|From left to right: Peter Schneider, Roy E. Disney and Jeffrey Katzenberg|
"Waking Sleeping Beauty" is a documentary directed by Disney producer Don Hahn and co-produced with Disney executive Peter Schneider. It focuses primarily the period from the release of "The Fox and the Hound" in 1980 through the release of "The Lion King" in 1994. Disney's animation fortunes began a turnaround starting in 1984 and reached its peak 10 years later.
What makes this documentary so compelling is that most of the major players—Michael Eisner, Jeffrey Katzenberg, Roy E. Disney, Tom Schumacher and Peter Schneider—were interviewed. The one exception is Frank Wells who died in 1994.
Here are some lessons I gleaned from the film:
1. Don Hahn says early in the film that as a kid, he would make a pilgrimage every four years to the theater to see the latest Disney animated masterpiece. I used to do the same. But once these movies started coming out every year in the theaters and several times per year via video, the animated feature film stopped being special. No longer was there a build up of anticipation and excitement for the next Disney feature; it was it had become commonplace.
2. Bringing outsiders into a company can be a good thing. Roy E. Disney brought in Frank Wells to be President and Chief Operating Officer and Michael Eisner to be Chairman and CEO in an attempt to fend off takeovers and the dismantling of the company. Neither man had animation experience but they had been successful executives in their previous positions. Disney wanted to infuse new life and ideas into the company.
Disney later hired Peter Schneider to be the president of the feature film division. He, too, did not have an animation background; he was from the theater. But he knew he couldn't do worse than "The Black Cauldron" and he said, "You can't fall off the first floor." Schneider dissected the entire animation process and questioned everything, knowing he had 100 days to change the culture before it changed him.
3. Bringing outsiders into a company can be a bad thing.

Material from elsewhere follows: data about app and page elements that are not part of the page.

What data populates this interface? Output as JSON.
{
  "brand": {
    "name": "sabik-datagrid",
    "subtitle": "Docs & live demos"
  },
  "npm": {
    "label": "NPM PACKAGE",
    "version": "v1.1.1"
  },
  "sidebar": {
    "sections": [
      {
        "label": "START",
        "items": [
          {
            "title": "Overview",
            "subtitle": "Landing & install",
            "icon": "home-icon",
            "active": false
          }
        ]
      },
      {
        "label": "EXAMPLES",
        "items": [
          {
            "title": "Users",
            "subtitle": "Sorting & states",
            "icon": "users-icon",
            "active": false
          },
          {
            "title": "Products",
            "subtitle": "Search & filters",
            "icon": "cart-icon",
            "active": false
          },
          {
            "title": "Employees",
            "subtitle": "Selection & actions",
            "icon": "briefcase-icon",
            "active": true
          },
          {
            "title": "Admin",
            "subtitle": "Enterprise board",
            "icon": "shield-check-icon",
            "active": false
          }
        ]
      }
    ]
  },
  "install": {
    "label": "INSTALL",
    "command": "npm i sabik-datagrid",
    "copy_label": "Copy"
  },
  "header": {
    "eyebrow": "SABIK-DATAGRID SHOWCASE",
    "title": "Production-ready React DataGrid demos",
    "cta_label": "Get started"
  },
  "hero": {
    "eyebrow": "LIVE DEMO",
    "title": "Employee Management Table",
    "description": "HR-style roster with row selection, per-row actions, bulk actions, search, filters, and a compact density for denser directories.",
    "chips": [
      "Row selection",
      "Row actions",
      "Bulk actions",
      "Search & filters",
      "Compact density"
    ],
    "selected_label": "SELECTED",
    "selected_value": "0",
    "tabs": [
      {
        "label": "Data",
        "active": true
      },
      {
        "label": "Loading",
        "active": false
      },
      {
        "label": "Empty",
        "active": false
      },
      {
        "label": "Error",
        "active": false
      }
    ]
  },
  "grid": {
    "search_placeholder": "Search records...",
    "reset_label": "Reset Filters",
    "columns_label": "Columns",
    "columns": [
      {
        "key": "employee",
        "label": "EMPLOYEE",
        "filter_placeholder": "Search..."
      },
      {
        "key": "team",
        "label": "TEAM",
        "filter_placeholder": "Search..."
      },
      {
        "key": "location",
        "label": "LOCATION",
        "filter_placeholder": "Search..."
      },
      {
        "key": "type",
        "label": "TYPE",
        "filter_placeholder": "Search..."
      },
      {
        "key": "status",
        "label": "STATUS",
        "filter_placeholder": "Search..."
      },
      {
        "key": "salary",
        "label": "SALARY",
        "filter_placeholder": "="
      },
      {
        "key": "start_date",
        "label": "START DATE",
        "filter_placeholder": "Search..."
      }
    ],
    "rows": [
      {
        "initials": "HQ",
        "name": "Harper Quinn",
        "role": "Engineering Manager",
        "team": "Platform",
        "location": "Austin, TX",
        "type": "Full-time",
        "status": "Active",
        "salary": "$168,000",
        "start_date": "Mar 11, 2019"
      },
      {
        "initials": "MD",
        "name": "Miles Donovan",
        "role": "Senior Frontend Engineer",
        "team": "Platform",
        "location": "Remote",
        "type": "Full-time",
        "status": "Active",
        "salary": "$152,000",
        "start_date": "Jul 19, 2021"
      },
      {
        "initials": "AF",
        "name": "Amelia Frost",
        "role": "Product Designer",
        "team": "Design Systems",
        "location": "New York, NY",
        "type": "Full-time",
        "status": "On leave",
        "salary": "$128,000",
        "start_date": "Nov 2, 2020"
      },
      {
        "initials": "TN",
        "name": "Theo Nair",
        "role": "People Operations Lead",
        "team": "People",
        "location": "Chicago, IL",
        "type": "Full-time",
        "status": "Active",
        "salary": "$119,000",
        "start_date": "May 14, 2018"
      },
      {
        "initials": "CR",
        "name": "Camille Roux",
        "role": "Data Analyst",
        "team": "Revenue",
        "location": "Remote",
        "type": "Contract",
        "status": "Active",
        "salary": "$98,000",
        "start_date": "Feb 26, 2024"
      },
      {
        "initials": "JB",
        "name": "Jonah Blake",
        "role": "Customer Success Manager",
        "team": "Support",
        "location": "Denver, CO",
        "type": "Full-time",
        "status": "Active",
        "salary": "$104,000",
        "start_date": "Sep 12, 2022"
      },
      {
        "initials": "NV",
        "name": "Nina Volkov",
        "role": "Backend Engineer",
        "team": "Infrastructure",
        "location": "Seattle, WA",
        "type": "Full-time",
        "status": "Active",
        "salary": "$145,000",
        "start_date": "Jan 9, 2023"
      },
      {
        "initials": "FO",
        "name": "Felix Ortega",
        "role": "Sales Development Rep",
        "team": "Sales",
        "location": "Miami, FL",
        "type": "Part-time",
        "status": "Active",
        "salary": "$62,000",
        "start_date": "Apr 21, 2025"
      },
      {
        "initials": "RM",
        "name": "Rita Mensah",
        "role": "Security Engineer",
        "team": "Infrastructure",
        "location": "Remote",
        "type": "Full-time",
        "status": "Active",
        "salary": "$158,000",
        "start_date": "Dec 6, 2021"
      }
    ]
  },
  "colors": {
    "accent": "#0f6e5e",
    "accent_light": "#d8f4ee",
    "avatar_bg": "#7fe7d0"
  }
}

Both Katzenberg and Eisner struggled to understand the animation process, like storyboard pitches, since they were accustomed to dealing with scripts. Katzenberg also revealed a lack of understanding of the animation staff when he said he didn't care about the Academy Awards, just the Bank of America awards. It's probably not a good idea to tell a room full of artists-storytellers that the only concern of management is making money.
4. If there's an office, there's politics. When Schneider arrived at the studio, "Oliver & Company" was in production with two directors. Schneider admits that he fired the director who was belligerent towards him and kept the one who sucked up to him. I was struck by Schneider's admission of preference; we're constantly told about the American "meritocracy" in the workplace and how to be worthy of it. So much for that idea!
5. "Nobody knows nothing!" That's a quote from Schneider in reference to Katzenberg thinking "Pocahontas" was going to be a huge hit while having no faith in "The Lion King." There you have it.
6. Ego destroys. There was a continuous power play among Eisner, Katzenberg and Disney regarding credit. I know how important this issue is: I worked as a production assistant for an animator who was obsessed with getting credit because it was denied him by a previous employer. So what did this particular guy do to me and the other production assistant? Had our names removed from a project so he could get credit for…a rabbit voice. Seriously. It wasn't sufficient that he was credited as the production company, producer and maybe even the director. No, he needed credit for making a weird squawking voice over the need to give his staff credit. I learned a lot about how not to treat people from that dude.
But back to Eisner, Katzenberg and Disney—Katzenberg was the media's front man during this peak period and of course, they gave him all of the credit which especially irritated Disney. Wells was the humble one—he kept a piece of paper in his wallet that said "humility is the ultimate virtue"—who balanced the increasingly hostile egos of Eisner, Katzenberg and Disney. Once he died, the balance was completely lost and was never to be regained.
7. Never lobby for a recently deceased guy's job. Katzenberg alleged lobbied hard for Wells job after his untimely death in a helicopter crash. Eisner told Katzenberg that he had originally considered him for the job but had changed his mind. Katzenberg felt he no longer had a future at the company and resigned soon after "The Lion King's" opening. Eisner says in the film that Katzenberg "was a very good executive who just played it wrong. If he'd been happy to stay at the studio, stay at his job, not push everyone against a wall at a moment when someone died, he would've gotten the job if he'd just have the patience to wait." In other words, don't be a pest.
8. What matters most is the work. As Don Hahn says at the end, no one will remember who did what to whom (well, I don't know about that. I still remember who did what to me!) but they will remember the films.
I, for one, hope to have my work remembered fondly like that.